International Meeting (UIL, Hamburg, 11–12 March 2010)

During the last few years, policies and the practice of recognition, validation and accreditation of non-formal and informal learning (RVA) have been developed in a number of countries. Adults and young people increasingly wish for the knowledge, skills and competences acquired in the course of their life experiences to be made visible, evaluated and accorded recognition within different contexts. Such recognition is expected to improve people’s ability to cope with current and future challenges and integrate broader sections of populations into the learning process, thus promoting lifelong learning for all.


UNESCO’s General Conference in 2004-2005 entrusted UIL with conducting and disseminating research and practice on RVA. The Institute, in partnership with the French National Commission for UNESCO, held two international seminars on this issue, one on the ”Recognition of experiential learning: An international analysis” (2005), and the other on “Prospects for development in African countries” (2007). UIL’s synthesis report on recognition, validation and accreditation of non-formal and informal learning comprises 41 countries. The Belém Framework for Action adopted at the Sixth International Conference on Adult Education (CONFINTEA VI), held in Brazil in December 2009, affirmed the importance of lifelong learning and recommended developing and improving structures and mechanisms for the recognition of all forms of learning.

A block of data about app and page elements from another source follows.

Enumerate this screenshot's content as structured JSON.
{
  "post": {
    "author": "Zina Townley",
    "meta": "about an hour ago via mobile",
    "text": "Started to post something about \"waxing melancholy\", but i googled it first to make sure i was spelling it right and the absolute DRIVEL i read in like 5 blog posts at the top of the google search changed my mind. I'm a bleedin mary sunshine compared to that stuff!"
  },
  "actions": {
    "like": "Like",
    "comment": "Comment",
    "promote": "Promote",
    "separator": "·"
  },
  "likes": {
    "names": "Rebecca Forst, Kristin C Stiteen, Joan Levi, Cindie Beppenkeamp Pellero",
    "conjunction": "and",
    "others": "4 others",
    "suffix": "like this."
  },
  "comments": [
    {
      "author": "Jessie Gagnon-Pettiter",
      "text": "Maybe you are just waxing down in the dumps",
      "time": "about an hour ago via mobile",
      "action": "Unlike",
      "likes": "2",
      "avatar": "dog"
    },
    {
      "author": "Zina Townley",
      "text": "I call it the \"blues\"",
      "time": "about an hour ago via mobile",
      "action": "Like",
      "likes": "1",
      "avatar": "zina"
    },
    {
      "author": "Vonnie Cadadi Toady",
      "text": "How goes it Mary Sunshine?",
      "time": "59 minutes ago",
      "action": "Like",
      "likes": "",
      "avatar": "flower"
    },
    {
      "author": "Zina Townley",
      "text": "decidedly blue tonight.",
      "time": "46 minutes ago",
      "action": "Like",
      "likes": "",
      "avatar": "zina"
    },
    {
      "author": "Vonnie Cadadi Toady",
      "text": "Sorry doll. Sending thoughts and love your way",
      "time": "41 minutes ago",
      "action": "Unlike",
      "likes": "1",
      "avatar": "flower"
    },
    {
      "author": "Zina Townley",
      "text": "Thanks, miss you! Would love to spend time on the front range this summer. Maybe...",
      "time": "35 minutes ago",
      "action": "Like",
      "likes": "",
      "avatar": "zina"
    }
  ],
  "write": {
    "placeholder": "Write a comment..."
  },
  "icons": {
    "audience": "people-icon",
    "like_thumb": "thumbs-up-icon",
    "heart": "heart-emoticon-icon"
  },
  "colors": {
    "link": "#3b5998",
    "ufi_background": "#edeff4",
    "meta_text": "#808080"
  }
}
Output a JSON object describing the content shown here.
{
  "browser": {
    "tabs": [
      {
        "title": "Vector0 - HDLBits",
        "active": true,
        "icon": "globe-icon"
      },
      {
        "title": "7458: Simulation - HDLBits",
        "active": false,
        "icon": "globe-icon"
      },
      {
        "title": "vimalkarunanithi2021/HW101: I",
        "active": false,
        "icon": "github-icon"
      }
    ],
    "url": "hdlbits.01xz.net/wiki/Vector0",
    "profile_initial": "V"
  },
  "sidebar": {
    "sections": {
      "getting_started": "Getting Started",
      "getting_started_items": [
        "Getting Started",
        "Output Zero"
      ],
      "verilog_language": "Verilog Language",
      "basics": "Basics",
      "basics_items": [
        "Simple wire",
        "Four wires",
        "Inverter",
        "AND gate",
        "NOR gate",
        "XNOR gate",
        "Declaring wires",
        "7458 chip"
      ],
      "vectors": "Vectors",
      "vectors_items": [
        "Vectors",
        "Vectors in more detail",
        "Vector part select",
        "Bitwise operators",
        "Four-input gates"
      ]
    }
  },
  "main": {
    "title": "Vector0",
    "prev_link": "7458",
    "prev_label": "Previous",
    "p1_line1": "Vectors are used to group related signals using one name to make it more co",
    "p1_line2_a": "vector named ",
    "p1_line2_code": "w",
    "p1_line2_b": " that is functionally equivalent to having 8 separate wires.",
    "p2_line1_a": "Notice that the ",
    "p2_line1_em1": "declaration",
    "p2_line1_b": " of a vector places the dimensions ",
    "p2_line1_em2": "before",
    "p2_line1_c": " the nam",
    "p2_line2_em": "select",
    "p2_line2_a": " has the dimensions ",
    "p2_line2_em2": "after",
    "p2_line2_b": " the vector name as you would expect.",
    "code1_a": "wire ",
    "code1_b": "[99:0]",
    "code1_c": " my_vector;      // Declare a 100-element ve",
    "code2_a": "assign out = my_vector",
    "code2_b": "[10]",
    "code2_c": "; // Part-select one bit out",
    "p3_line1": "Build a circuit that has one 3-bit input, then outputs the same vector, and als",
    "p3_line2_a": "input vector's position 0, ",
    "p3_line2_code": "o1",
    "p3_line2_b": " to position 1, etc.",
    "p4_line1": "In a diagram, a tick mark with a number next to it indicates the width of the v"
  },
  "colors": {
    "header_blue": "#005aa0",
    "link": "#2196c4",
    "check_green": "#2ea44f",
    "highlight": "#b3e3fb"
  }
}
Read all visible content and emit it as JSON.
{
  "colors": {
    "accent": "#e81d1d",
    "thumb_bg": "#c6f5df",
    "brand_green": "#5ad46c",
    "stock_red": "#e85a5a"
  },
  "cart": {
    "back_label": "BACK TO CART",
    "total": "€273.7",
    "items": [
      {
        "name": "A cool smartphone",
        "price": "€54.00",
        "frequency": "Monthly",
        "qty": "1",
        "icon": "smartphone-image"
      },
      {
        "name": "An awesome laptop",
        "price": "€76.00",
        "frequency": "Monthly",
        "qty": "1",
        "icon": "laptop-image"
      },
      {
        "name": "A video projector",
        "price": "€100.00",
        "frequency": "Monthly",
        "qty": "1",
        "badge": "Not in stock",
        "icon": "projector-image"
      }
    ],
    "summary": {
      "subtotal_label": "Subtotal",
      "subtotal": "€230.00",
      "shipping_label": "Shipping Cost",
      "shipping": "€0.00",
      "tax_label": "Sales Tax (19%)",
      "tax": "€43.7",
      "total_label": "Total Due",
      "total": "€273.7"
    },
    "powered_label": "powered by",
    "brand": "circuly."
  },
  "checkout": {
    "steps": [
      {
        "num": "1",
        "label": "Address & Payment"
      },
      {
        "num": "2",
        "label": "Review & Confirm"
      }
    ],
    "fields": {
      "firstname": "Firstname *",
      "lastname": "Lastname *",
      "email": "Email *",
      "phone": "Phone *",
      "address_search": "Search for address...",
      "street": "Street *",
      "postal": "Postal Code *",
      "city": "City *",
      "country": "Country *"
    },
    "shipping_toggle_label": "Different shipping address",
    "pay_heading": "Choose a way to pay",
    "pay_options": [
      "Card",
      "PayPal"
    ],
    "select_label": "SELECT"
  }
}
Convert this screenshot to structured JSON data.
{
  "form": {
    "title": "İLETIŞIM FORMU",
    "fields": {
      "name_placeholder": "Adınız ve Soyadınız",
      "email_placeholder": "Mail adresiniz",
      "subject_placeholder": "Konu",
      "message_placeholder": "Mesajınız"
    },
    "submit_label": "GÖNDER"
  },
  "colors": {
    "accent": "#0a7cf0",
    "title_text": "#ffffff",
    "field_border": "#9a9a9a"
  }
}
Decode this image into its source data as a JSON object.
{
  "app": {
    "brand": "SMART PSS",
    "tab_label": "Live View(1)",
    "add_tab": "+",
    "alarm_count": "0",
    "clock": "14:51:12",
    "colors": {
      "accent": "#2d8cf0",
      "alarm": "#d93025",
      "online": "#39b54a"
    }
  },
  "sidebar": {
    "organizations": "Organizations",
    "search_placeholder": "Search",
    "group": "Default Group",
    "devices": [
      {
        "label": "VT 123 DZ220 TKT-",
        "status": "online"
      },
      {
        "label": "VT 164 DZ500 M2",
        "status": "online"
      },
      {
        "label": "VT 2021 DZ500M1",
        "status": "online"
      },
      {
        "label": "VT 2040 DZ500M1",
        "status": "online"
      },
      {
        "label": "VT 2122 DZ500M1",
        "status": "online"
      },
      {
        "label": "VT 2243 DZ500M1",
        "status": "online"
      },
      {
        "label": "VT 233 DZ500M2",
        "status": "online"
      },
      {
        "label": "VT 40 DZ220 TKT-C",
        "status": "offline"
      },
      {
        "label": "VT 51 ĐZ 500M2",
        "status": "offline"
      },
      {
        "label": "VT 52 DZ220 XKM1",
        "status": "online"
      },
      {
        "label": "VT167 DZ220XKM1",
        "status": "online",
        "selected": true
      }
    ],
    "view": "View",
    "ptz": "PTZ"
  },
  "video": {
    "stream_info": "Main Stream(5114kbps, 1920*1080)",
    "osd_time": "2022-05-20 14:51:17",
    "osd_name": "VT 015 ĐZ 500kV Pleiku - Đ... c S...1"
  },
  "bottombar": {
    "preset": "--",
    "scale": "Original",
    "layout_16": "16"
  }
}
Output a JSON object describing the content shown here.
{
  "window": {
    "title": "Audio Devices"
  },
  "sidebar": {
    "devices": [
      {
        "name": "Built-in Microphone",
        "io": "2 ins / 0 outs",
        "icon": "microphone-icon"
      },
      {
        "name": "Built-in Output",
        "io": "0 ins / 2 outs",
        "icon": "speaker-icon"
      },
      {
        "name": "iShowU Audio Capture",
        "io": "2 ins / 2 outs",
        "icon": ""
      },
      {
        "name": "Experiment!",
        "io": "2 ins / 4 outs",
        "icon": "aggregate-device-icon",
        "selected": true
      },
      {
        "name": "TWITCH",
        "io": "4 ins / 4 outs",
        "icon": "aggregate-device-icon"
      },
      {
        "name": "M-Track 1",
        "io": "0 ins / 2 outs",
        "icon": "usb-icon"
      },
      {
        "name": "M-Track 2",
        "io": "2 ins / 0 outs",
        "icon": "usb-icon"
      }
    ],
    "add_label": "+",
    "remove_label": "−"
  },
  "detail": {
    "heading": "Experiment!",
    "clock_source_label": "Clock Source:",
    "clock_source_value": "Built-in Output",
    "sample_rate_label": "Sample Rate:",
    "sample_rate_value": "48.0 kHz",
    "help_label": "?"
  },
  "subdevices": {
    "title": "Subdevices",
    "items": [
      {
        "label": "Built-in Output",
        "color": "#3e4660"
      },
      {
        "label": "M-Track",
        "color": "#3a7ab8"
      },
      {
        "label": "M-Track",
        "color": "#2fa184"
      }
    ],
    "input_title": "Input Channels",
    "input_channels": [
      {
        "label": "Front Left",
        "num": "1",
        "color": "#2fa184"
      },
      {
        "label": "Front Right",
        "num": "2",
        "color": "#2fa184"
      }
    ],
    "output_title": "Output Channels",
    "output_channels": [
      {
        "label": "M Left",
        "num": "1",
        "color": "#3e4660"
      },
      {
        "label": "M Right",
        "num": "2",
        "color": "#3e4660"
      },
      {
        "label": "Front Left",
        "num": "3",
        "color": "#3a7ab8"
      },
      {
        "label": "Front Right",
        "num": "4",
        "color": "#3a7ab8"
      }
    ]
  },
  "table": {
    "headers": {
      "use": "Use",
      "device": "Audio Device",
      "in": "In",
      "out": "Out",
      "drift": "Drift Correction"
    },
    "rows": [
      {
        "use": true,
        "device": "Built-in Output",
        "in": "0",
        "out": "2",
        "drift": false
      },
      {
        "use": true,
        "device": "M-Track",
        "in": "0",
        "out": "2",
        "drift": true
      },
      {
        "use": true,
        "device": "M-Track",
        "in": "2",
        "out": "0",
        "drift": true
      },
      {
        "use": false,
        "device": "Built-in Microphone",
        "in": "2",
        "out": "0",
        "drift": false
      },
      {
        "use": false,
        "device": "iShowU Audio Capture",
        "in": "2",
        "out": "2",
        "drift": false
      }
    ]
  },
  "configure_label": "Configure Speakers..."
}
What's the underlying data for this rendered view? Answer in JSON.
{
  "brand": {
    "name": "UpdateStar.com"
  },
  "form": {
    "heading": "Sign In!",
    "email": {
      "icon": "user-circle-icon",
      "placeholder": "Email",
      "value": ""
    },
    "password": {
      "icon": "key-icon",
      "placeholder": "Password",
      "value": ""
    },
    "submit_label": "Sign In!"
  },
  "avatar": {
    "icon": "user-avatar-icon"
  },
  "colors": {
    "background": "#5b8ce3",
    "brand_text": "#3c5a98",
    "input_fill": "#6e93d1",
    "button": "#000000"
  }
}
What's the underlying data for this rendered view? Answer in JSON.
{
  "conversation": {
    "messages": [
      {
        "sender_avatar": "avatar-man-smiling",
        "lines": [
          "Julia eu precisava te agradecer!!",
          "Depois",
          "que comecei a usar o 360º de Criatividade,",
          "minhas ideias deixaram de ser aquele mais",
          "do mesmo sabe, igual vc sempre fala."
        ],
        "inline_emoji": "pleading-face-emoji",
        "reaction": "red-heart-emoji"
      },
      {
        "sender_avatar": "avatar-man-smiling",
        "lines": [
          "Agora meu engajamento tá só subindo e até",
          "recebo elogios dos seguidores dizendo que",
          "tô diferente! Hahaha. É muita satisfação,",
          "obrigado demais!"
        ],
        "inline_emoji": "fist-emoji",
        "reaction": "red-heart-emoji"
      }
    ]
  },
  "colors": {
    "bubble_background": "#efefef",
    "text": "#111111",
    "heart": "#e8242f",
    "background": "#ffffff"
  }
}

Building on this process, UIL, in partnership with the Centre for Lifelong Learning Strategies (ECI) of INHolland University in the Netherlands, and with the French National Commission for UNESCO, is organizing an International Meeting on “Linking recognition practices to qualifications frameworks: North-South collaborative research”, to be held on 11 and 12 March 2010. The aim of this meeting is to arrive at a better understanding of issues on policy and practice surrounding RVA, and how they are linked to qualifications frameworks in different national contexts. A research network will be established and a research programme developed. The research programme will promote and strengthen research and institutional capacities by facilitating collaborative North-South exchanges between countries with an RVA system already established and embedded in overarching lifelong learning strategies and the countries that have an interest in developing recognition practices and mechanisms, and linkages with national qualifications frameworks (NQFs).


On the first day of the meeting, different perspectives on RVA-NQF linkages will be explored, covering national and regional perspectives as well as different themes such as the implementation and impact of NQFs on skills development and the different approaches to the recognition of non-formal and informal learning outcomes. The value of RVA for the European Qualifications Framework will also be discussed. On the second day, there will be discussion and debate on the design and implementation of the research programme, including the benchmarking of national lifelong learning systems on recognition practices and qualifications frameworks.


The 30 participants at the meeting will include experts and officials from UNESCO Member States from all world regions, as well as experts from UIL’s Interagency Advisory Group, comprising the International Labour Organisation (ILO), the Organisation for Economic Cooperation and Development (OECD), the European Centre for the Development of Vocational Training (CEDEFOP), the European Union (EU), the European Training Foundation (ETF), the Norwegian Institute for Adult Learning (VOX), the Association for the Development of Education in Africa (ADEA), and the French National Commission for UNESCO.

Contact: Ms Madhu Singh (m.singh(at)unesco.org)